All the art on display was by high school students. It was good, inventive, exploratory, and often meaningful. And there was a remarkable variety of techniques and media on display. I was captivated by the painting below by Cheyann Hayes. A few days later, I received an email from Graham resident Sue Gilmore that expressed the experience of so many people in this vibrant small tow…
The Storm that Swept Mexico is a wonderful documentary: informative, elegant, and deep. It includes interviews with men who fought with Emiliano Zapata, Zapata's grandson, author Elena Poniatowska, and many extremely well-informed scholars on Mexican history. For those of us who live in the United States, understanding Mexico is an important task. Learning its history is key to that understanding. You can see the trailer for the documentary here.

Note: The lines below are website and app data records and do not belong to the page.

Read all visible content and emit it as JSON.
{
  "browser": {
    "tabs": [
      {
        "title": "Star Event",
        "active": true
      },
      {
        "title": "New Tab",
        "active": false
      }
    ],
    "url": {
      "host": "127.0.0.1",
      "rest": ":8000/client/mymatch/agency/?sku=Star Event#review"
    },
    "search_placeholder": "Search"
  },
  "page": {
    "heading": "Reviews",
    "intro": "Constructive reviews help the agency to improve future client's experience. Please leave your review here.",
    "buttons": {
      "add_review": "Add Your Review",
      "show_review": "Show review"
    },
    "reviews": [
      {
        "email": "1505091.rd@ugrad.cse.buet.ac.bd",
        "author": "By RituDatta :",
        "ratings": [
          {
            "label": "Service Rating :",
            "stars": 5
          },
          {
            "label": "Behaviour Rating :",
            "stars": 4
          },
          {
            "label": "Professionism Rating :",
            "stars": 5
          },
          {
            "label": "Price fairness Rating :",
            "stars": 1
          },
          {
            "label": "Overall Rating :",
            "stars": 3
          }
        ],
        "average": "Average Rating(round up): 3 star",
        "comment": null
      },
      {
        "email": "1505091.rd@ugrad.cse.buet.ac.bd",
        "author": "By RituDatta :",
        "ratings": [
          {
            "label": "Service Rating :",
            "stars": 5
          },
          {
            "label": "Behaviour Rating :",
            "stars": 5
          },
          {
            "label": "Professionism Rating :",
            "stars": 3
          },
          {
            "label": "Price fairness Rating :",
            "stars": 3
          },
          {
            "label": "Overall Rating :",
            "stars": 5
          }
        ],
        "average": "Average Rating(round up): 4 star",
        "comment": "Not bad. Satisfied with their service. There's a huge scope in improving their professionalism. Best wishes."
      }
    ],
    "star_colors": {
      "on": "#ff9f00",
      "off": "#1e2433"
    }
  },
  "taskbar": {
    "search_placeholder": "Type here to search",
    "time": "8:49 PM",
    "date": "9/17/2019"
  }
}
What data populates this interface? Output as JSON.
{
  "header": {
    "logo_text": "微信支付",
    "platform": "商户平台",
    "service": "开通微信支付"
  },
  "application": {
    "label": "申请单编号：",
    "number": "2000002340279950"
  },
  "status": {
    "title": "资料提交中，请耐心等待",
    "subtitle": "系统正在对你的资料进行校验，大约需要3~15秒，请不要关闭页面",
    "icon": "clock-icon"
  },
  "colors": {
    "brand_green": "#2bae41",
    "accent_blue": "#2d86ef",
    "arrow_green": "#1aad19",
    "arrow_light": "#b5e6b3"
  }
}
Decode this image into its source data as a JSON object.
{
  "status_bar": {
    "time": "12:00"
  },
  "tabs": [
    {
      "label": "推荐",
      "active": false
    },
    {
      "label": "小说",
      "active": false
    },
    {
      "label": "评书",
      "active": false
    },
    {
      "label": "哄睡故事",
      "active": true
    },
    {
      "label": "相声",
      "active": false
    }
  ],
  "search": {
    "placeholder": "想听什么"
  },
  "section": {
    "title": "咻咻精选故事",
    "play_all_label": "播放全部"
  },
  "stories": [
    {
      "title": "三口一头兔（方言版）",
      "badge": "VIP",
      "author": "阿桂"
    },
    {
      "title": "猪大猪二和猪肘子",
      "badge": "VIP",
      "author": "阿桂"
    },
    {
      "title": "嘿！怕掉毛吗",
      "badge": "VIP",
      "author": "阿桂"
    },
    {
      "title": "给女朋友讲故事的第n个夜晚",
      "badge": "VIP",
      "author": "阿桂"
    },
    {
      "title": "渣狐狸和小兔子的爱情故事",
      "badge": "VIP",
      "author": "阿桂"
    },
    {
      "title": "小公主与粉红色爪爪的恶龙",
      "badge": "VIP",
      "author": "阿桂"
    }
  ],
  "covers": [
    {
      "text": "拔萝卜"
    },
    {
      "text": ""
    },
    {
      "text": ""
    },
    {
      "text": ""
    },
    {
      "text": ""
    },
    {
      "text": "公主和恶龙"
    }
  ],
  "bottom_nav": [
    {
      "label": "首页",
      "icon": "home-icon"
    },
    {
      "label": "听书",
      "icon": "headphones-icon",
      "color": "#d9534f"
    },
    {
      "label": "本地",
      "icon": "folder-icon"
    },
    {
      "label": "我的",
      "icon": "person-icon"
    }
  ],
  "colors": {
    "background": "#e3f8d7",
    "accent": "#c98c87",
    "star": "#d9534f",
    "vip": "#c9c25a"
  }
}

Seeing and hearing the interviews with the Zapatista veterans was an amazing experience. The light that still burns in those men's eyes is hard to forget, once seen--and perhaps, as hard to understand. It is not all fire, that light. It is also liquid, a mobile mixture of chispa and sadness, of hope once lived in extremis and hope destroyed in extremis. The documentary also includes interviews with people present at the 1968 college demonstration in Mexico City, where Mexican federal police killed 300 people. This is live history, bea…
Will and Kate have married. Osama bin Laden has been killed. The U.S. DOW dropped. The Endeavor's next space flight is postponed. FEMA is setting up "pods" for tornado victims in Alabama. My grocery store rearranged everything. All news. All part of my time and space. But not anything I can do something with or about. What can one do with the news?
First, limit intake. News is a substance, like milk and alcohol. Too much of anything is a bad thing.
Second, ask what you can learn from it. That may be the only "doing" we have in relation to the news. I learned a lot from the latest royal wedding. Unlike the media hoopla surrounding it, the ceremony itself was sacred, serene, and beautiful. The Bishop of London preached a sermon that could be read at any wedding. The couple's choice of scripture and prayer was exquisite. And, I learned that England needs to have laws about hats.
I learned that bin Laden used a woman as a human shield during the attack. If this i…
In my part of the world, it's just past midnight and now May 1. But the day is not yet done in California, so I feel completely legal entering one more post for National Poetry Month. The new issue of Red River Review has just gone online, and I encourage you to pay this resurrected online literary magazine a visit. Red River Review started publishing exclusively online in 1999--the pioneer days of online literary journals--and has always been dedicated to poetry. From 1999 to 2007, it published 34 issues.
The journal went on a prolonged "vacation" from 2007 to 2010, when poet Michelle Hartmann stepped in as editor. Have you ever met a true poet who is a genuine extrovert? You have, if you've met Michelle. I'll never forget a "gaggle" of us poets taking a group photo after a reading. We were all competing to be on the back row--until Michelle stepped in and told us to stop being ninnies and line up and take our pictures. And she was genuinely nice about …